Over on the Daily Beast, curator Ellen Lupton, talks about how the Smithsonian’s Cooper-Hewitt Museum greened up their show Why Design Now? in the Triennial design exhibit.
The exhibit is an annual look at the goings on in the fields of architecture, products, fashion, graphics, and more. In Why Design Now? the ever present beat of sustainability and environmental awareness is shown to have permeated all if these disciplines.
If you’ve ever been to an art exhibit at a museum or gallery, you see the work neatly displayed on clean, crisp walls with accompanying wall text. But did you know that each show requires freshly painted walls, possibly new built walls to accomodate the amount of art, new wall text done in vinyl lettering or printed posters, and catalogues of the work printed in book form and sold in the gift shop? A lot goes into each show as Lupton describes:

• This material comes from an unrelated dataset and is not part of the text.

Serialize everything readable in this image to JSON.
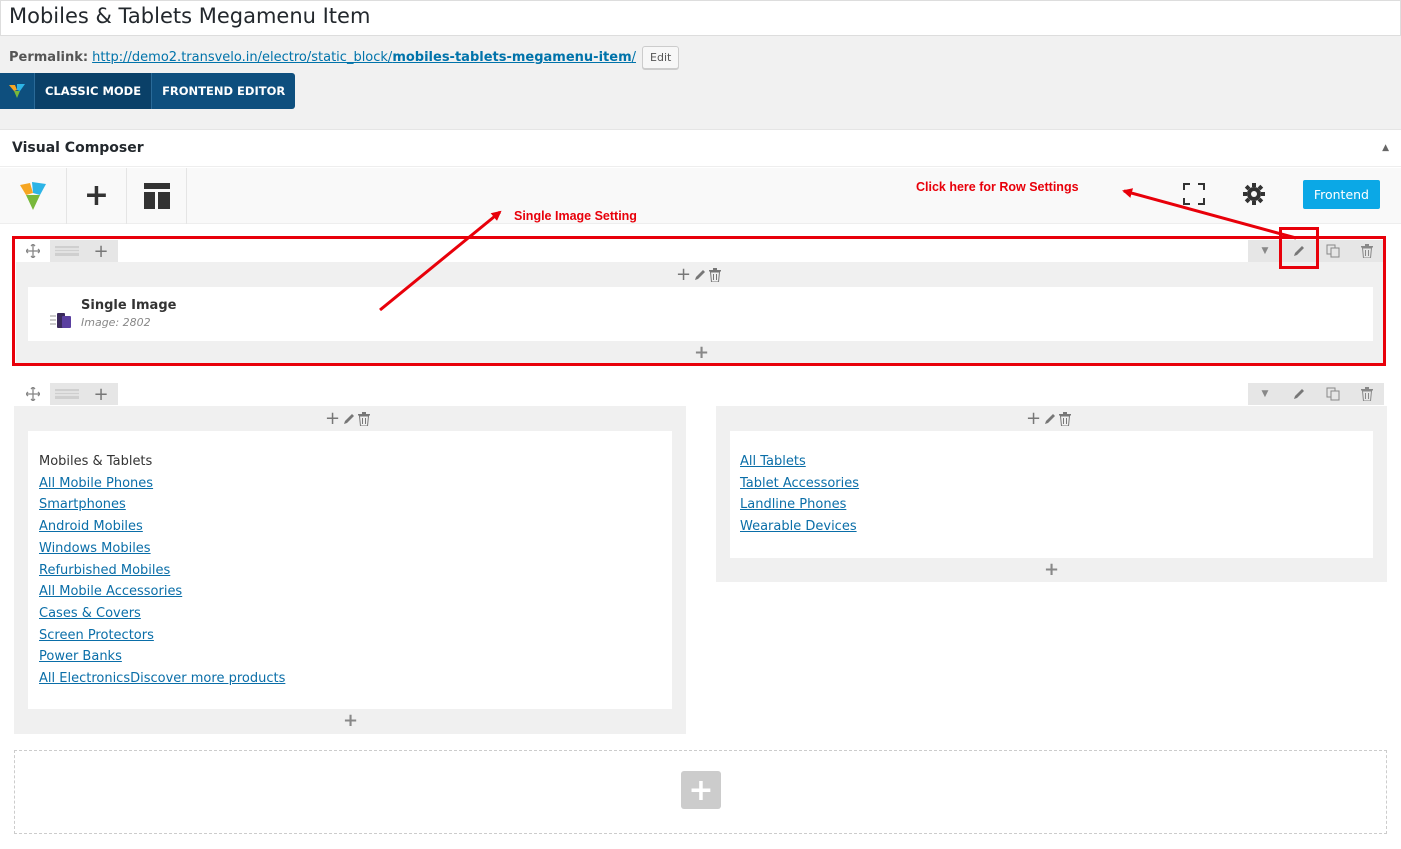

Museums often build temporary walls and custom-made display cases and then tear them apart when the show comes down. Large-scale printed graphics typically are mounted with adhesives on to petroleum-based materials such as Sintra (a high-density plastic) and GatorFoam (a lightweight foam board), which can’t be reused or recycled. When exhibitions travel, casework and graphics get shipped from venue to venue in heavy crates. All of this consumes energy and wastes materials.

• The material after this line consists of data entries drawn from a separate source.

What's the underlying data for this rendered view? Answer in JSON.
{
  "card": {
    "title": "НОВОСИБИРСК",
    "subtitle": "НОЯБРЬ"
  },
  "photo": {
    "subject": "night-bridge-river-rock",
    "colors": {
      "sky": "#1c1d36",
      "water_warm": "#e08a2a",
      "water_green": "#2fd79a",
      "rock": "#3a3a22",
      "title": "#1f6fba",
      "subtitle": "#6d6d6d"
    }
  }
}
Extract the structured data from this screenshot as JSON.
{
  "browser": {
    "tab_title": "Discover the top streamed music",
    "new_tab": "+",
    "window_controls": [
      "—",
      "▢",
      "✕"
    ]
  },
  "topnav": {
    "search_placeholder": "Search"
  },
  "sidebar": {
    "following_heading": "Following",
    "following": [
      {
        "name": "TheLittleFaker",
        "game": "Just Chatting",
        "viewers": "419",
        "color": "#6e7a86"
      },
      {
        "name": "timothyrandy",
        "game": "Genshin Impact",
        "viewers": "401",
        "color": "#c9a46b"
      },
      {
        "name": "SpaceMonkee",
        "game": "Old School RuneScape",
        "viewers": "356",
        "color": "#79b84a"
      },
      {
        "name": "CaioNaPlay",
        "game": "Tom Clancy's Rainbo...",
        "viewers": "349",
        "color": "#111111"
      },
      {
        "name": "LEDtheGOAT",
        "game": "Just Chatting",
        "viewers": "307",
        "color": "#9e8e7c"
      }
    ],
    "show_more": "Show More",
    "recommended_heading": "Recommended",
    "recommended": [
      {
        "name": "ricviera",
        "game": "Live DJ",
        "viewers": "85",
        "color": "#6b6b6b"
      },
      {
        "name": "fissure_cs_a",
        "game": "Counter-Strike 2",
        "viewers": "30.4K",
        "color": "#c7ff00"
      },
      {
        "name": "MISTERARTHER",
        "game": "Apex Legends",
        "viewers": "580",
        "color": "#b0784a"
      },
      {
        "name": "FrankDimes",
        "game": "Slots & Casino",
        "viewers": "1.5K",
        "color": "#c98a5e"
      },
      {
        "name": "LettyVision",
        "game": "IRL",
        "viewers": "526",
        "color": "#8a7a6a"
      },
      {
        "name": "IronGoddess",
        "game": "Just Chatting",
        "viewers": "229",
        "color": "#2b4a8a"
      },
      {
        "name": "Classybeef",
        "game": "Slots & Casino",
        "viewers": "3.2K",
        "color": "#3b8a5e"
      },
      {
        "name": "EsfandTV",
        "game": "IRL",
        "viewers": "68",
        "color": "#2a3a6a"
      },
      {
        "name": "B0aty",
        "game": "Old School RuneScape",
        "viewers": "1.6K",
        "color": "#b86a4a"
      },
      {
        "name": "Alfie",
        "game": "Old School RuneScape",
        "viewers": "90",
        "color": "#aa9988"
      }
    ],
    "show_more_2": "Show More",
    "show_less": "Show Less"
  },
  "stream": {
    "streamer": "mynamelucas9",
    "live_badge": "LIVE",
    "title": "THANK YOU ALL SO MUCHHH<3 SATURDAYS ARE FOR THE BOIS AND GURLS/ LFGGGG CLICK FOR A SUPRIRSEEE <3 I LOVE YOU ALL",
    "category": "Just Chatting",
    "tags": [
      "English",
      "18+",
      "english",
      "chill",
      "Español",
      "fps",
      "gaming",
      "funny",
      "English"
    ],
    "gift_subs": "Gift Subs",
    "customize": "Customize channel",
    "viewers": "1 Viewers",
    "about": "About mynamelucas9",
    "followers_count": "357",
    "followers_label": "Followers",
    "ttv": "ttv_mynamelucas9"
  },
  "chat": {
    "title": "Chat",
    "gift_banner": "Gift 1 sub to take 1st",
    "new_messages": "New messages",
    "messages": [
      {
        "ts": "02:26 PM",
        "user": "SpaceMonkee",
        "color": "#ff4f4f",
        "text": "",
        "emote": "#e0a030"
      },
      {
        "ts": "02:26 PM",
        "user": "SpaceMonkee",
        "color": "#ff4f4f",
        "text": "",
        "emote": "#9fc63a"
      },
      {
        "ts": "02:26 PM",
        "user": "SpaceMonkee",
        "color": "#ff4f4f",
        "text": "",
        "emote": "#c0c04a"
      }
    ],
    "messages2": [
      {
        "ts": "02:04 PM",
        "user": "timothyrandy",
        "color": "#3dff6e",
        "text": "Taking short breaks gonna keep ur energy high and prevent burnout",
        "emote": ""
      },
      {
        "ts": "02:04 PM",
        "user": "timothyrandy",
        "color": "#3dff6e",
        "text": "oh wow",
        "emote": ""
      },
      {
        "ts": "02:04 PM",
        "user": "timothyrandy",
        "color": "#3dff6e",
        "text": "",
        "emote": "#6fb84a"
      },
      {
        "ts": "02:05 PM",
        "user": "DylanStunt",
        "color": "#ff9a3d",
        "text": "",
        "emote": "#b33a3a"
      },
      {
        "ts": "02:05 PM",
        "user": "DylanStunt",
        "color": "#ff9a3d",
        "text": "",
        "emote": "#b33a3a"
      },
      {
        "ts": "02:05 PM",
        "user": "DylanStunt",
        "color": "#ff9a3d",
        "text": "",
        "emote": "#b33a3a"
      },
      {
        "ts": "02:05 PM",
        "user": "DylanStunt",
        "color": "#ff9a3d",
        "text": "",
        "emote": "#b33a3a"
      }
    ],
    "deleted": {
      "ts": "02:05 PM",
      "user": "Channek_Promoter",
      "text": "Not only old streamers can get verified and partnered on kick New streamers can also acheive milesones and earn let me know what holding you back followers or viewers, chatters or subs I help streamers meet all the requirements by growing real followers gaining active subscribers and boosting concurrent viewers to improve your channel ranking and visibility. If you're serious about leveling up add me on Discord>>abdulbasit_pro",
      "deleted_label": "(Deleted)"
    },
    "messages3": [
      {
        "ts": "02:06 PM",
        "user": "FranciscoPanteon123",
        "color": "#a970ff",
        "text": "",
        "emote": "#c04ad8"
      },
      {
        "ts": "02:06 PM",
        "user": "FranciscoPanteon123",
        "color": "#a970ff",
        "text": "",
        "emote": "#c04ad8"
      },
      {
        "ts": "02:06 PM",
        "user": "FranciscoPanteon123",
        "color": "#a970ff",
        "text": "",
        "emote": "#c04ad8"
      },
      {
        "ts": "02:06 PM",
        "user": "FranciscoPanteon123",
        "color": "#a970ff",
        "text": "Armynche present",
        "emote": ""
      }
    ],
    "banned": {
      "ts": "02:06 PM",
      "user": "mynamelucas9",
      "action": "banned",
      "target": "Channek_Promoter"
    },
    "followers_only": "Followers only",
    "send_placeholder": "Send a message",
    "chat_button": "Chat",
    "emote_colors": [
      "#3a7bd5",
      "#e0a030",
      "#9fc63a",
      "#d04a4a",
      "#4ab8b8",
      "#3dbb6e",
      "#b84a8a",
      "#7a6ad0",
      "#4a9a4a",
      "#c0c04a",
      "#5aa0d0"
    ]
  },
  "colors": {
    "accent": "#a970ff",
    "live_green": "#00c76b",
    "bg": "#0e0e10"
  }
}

To keep in line with what the Why Design Now? exhibit is all about, the museum wanted to improve their own processes. So how do you green up a museum exhibit? Lupton goes on to talk about how the museum used Flor carpet tiles instead of heavy platforms, zero-VOC paint and varnish, 100 percent post-industrial recycled wood, and a cardboard product made from 50 percent post-consumer waste for labels. They also printed large display images onto fabric, which is easier to roll up and lighter to ship. And finally the exhibition catalogue was printed using soy-based inks on FCS certified paper.
Lupton says in so many words, the effort was a success, “…we were truly pleased to see that this light touch isn’t just better for the environment; it allows for a better museum experience, too.”

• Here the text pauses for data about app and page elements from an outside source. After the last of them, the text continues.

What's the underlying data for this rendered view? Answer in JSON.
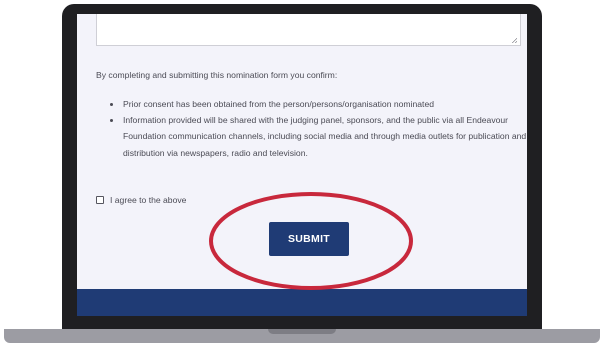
{
  "form": {
    "intro_text": "By completing and submitting this nomination form you confirm:",
    "bullets": [
      "Prior consent has been obtained from the person/persons/organisation nominated",
      "Information provided will be shared with the judging panel, sponsors, and the public via all Endeavour Foundation communication channels, including social media and through media outlets for publication and distribution via newspapers, radio and television."
    ],
    "agree_label": "I agree to the above",
    "agree_checked": false,
    "submit_label": "SUBMIT"
  },
  "colors": {
    "brand_navy": "#1f3b75",
    "highlight_red": "#c8283c",
    "screen_bg": "#f3f3fa"
  }
}
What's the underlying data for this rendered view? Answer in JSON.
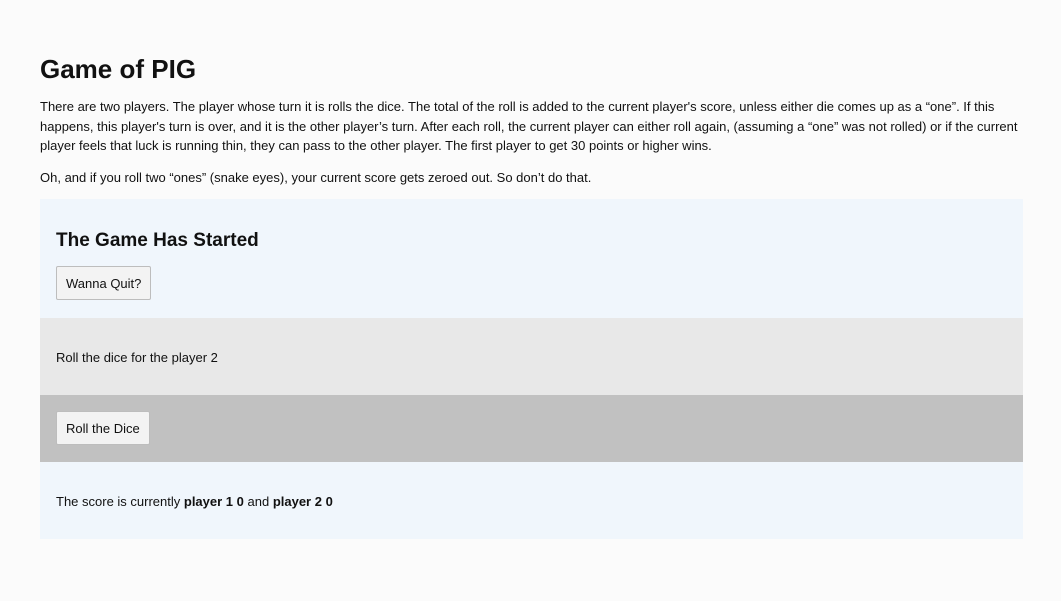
{
  "page": {
    "title": "Game of PIG",
    "intro": "There are two players. The player whose turn it is rolls the dice. The total of the roll is added to the current player's score, unless either die comes up as a “one”. If this happens, this player's turn is over, and it is the other player’s turn. After each roll, the current player can either roll again, (assuming a “one” was not rolled) or if the current player feels that luck is running thin, they can pass to the other player. The first player to get 30 points or higher wins.",
    "note": "Oh, and if you roll two “ones” (snake eyes), your current score gets zeroed out. So don’t do that."
  },
  "game": {
    "status_heading": "The Game Has Started",
    "quit_label": "Wanna Quit?",
    "turn_text": "Roll the dice for the player 2",
    "roll_label": "Roll the Dice",
    "score": {
      "prefix": "The score is currently ",
      "player1_label": "player 1",
      "player1_score": "0",
      "joiner": " and ",
      "player2_label": "player 2",
      "player2_score": "0"
    }
  },
  "colors": {
    "start_panel_bg": "#f0f6fc",
    "turn_panel_bg": "#e8e8e8",
    "roll_panel_bg": "#c1c1c1",
    "score_panel_bg": "#f0f6fc"
  }
}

What do you think? Are these light touches enough? Or could the museum go further in their greening efforts?
[Image credit: Matt Flynn/Smithsonian Institution]